This summary presents new estimates of maternal mortality produced by the Maternal Mortality Estimation Inter-Agency Group (MMEIG) as part of global and country monitoring of the Millennium Development Goal five. The estimates for 1990 to 2015 presented in this summary are the eighth in a series of analyses by the MMEIG to examine global, regional and country progress in reducing maternal mortality.
UNICEF – in collaboration with the World Health Organization (WHO) – is the UN organization responsible for monitoring and reporting on indicators in antenatal care coverage: at least one visit with a skilled health provider and at least four visits with any provider. Both are official indicators for MDG 5: Improve maternal health.
Millennium Development Goal
5.5 Antenatal care coverage (at least one visit with a skilled provider)
Antenatal care coverage (at least four visits with any provider)
Goal 5. Improve maternal health
Target 5.B: Achieve, by 2015, universal access to reproductive health
DEFINITION OF INDICATORS
Antenatal care coverage (at least one visit) is the percentage of women aged 15 to 49 with a live birth in a given time period that received antenatal care provided by skilled health personnel (doctor, nurse or midwife) at least once during pregnancy.
Skilled health personnel refers to workers/attendants that are accredited health professionals – such as a midwife, doctor or nurse – who have been educated and trained to proficiency in the skills needed to manage normal (uncomplicated) pregnancies, childbirth and the immediate postnatal period, and in the identification, management and referral of complications in women and newborns. Both trained and untrained traditional birth attendants are excluded.

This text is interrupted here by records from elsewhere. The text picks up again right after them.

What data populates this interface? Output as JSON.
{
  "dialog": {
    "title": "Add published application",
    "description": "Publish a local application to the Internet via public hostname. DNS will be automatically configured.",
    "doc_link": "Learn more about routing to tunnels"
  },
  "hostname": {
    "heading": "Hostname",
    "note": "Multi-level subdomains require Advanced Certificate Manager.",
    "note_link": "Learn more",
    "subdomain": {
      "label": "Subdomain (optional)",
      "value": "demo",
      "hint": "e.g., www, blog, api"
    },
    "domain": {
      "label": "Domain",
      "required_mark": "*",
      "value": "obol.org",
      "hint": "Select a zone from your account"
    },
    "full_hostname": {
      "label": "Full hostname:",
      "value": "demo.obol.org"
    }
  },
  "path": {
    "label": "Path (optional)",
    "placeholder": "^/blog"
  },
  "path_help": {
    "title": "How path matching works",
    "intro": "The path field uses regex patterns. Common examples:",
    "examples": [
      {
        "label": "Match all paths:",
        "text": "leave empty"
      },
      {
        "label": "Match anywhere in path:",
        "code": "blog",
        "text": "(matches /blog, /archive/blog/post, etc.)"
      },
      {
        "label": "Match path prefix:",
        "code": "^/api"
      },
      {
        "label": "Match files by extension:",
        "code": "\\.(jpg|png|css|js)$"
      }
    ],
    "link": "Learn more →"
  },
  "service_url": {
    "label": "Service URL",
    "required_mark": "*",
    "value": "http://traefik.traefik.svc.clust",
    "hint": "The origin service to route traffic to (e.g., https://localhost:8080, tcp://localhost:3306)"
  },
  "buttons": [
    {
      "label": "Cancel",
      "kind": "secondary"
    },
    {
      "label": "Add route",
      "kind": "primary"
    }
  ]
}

Antenatal care coverage (at least four visits) is the percentage of women aged 15 to 49 with a live birth in a given time period that received antenatal care four or more times. Available survey data on this indicator usually do not specify the type of the provider; therefore, in general, receipt of care by any provider is measured.
Antenatal visits present opportunities for reaching pregnant women with interventions that may be vital to their health and well-being and that of their infants. WHO recommends a minimum of four antenatal visits based on a review of the effectiveness of different models of antenatal care. WHO guidelines are specific on the content of antenatal care visits, which should include:
· blood pressure measurement
· urine testing for bacteriuria and proteinuria
· blood testing to detect syphilis and severe anaemia
· weight/height measurement (optional).
Measurement limitations. Receiving antenatal care during pregnancy does not guarantee the receipt of interventions that are effective in improving maternal health. Receiving antenatal care at least four times, which is recommended by WHO, increases the likelihood of receiving effective maternal health interventions during antenatal visits. Importantly, although the indicator for ‘at least one visit’ refers to visits with skilled health providers (doctor, nurse or midwife), ‘four or more visits’ refers to visits with any provider, since standardized global national-level household survey programmes do not collect provider data for each visit. In addition, standardization of the definition of skilled health personnel is sometimes difficult because of differences in training of health personnel in different countries.